SIX SEASONS PROJECT
UPDATE Hooray! This project shared FIRST PRIZE in the inaugural We The Makers 2020 design festival (National Wool Museum, VIC) - see the virtual exhibition here -!
Six Seasons is a sustainable fashion initiative, collaboratively developed by Newcastle fashion design team at High Tea with Mrs Woo and researchers from the School of Creative Industries (SOCI) at The University of Newcastle (UoN).
High Tea with Mrs Woo is a clothing label by sisters Rowena, Juliana and Angela Foong, who have long aligned their beautifully crafted work with slow fashion values. Their collaboration with researchers from the University of Newcastle arose through the shared desire to experiment with new developments in sustainable fashion, particularly in applying innovative solutions to low-waste pattern layout and print technology. Supported through a SOCI RAPID grant, the team identified three key objectives to their approach:
1. Designing to minimise fabric offcuts, through low-waste pattern layouts.

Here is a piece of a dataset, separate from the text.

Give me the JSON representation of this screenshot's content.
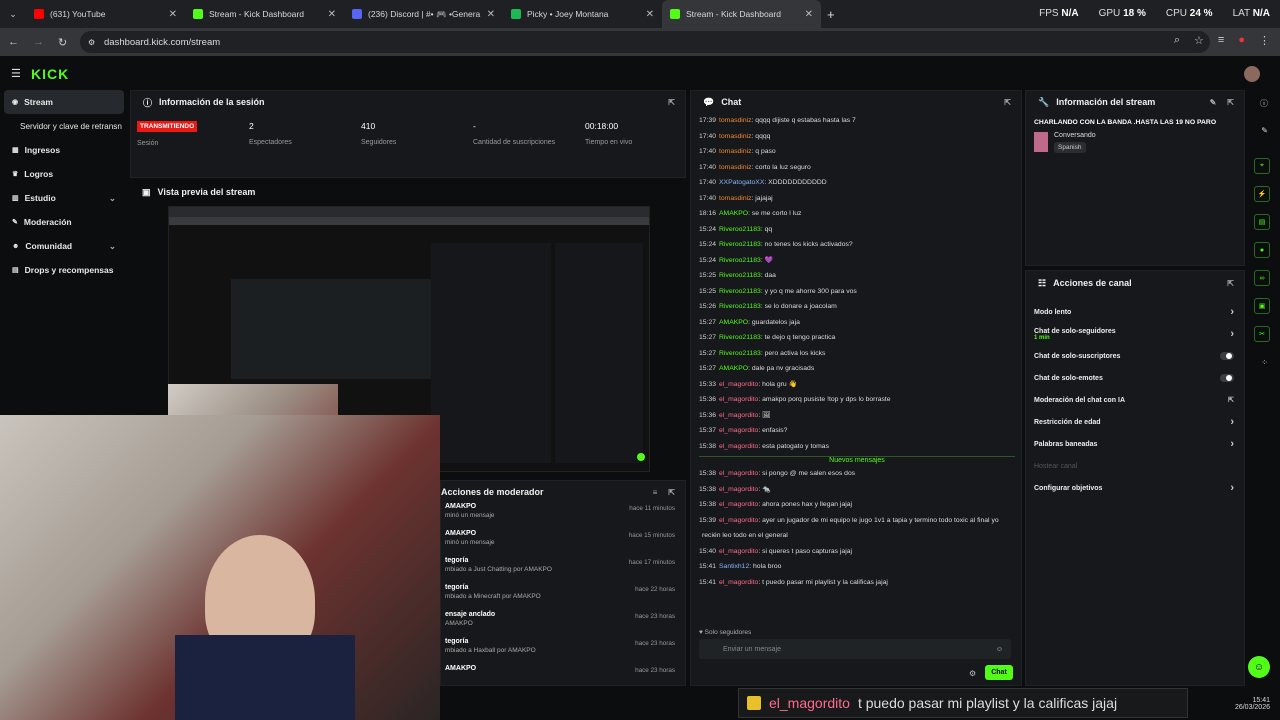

2. The selection of natural fibre textile fabrics and the innovative application of direct digital printing techniques, using eco-friendly inks.
3. Encouraging inclusive and customised production, which would allow the user to be involved in the creation of their garment.
In keeping with these aims, the group’s pilot Six Seasons designs are grounded in the desire to create environmentally sustainable garments that inclusively fit a range of body shapes, are gender neutral, and flexibly adapt to changing climate conditions. Designing to suit the seasonal shifts of the Australian environment has been a key reference point, which has resulted in loose, layered garments in cotton, linen or hemp. These natural fabrics allow the body to breathe and the designs provide the wearer with options to create different looks, which respond comfortably to changing weather conditions.
The group has sought to eliminate fabric waste through meticulously planned zero-waste garment designs, which have been sustainably printed on selected natural fabrics. The direct digital printing of individual garment components within the zero-waste layout is an innovative part of this process, which avoids the fabric offcuts that result from pattern matching or conforming to the fabric ‘grain’ during cutting. This also allows for creative and flexible customisation in colour choices and fabric patterning. Digital printing requires minimal water usage and removes the necessity of repeated dye rinsing, making this process a much more environmentally sustainable choice.
Fabric designs for the project have evolved from hand-painted responses to the natural landscape by artist Brett McMahon and incorporate a colour palette derived from seasonal Australian native plants and environmental observations. The group respectfully acknowledges the traditional seasonal divides outlined by Indigenous Australians and how these provide a map to changing weather conditions and the related cycles of plant life in the Hunter region and throughout Australia.
IN CONVERSATION WITH DR FAYE NEILSON
Australian Fashion Council blog - https://ausfashioncouncil.com/council-of-textile-fashion-blog/wethemakerswinners2020